As noted above, there is an almost endless number of job sites to check listings. The following are selected sites to help get your search moving:

Action Steps

  • Network! Network! Network! - a reported 70-80 percent of job seekers find their position through contacts. Many jobs in the "hidden job market" are not posted and must be discovered through people you meet. Review the Optimize Your Networking for ideas on how to network and where.
  • Apply to posted positions - but remember, only 20% of existing jobs are posted while 80% of job seekers apply for them.
  • Contact recruiters and employment agencies - to locate temporary work assignments, which may lead to permanent employment. Ask professionals in your chosen field if they can recommend a specific firm or recruiter. Usually recruiters work better with experienced professionals and those in a defined field such as accounting or marketing.

Congratulations! You've received a job offer. Now what?! This is Step 5 in the CEC career development process, Decision-Making. it's the moment you've been waiting for:

Action Steps

  • Analyze the offer, using criteria you determined earlier in your job search, including fit with your goals and the outcomes from your self-assessment exercises
  • Weigh your options. What option feels most sustainable for you given your needs? What option aligns with your values, goals and who you are?
  • Review the CEC document Steps for Effective Negotiations
  • Review the Career Toolkit information on negotiating a job offer
  • If you want, meet with a CEC career coach to assist you with the decision-making process and to prepare for negotiation
  • Negotiate
  • Decide!
  • Throughout your job search, remember to strive for the three P's - be Proactive, Persistent and Patient:
  • Have confidence and remain optimistic about finding a job
  • Set goals, follow through, and actively engage in the process outlined above
  • Create a weekly plan, keep good records, and build in accountability with a friend or job search buddy
  • Focus on what you have control over - your job search campaign — not the overall economy
  • Lean into your support systems, and don’t hesitate to get professional support with navigating stress around this transition - finding a job can be a full-time job and it takes much of your energy!
  • Be realistic and manage your expectations - your next job may not be that perfect job, but it's a next step. It may also take longer than you expect to secure a position, which is especially true in a tougher job market.
  • Be gentle with yourself. Remember this is a lifelong process, and finding a role, job or career that aligns with you takes time. Acknowledge how far you have already come! 

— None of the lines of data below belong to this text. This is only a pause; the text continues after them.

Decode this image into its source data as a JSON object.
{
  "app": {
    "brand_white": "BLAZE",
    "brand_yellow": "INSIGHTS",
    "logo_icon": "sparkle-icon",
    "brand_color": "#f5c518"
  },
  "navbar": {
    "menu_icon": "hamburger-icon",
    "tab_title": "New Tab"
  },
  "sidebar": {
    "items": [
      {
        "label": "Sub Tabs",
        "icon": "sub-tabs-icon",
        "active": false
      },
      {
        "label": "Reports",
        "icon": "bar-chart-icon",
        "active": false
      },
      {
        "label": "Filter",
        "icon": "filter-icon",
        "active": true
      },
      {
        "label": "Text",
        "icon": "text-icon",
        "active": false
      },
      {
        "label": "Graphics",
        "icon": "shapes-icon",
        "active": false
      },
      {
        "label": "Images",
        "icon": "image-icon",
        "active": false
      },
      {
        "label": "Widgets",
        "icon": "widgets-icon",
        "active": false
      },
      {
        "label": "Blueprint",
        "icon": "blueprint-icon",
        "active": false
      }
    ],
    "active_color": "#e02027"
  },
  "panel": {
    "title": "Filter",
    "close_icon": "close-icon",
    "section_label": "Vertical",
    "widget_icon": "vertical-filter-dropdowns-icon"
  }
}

Undertaking a job search is a multi-step process that can unfold over several months. You may find opportunities you are looking for if you stay organized and clear about your needs in a job. If, after reviewing the above, you feel you could benefit from the expertise of a CEC career coach in preparing for and managing any aspect of your job search - from clarifying your personal strengths and career goals, to exploring the employment market, to building your job search strategy, to preparing your marketing tools and practicing interviewing skills -  set up an appointment online through Handshake.

Simmons Resources

Additional Resources

Job and Internship Listings

The CEC maintains Handshake, the primary Simmons database for full-time jobs, internships, part-time work, fellowships, and some volunteer opportunities. Learn more about Handshake and register to schedule an appointment with a career coach. 
For student employment, including work-study jobs as well as general on-campus employment for all students, along with off-campus work-study opportunities, visit Student Employment, overseen by Benefits & Payroll.

Additional job and internship listings can be found via the Career Resources page 

Job & Internship Listings

The CEC maintains:

  • Handshake - internships and full- and part-time jobs, plus selected volunteer and fellowship opportunities

For additional job bank information see:

Selected Regional and National Resources

Regional

National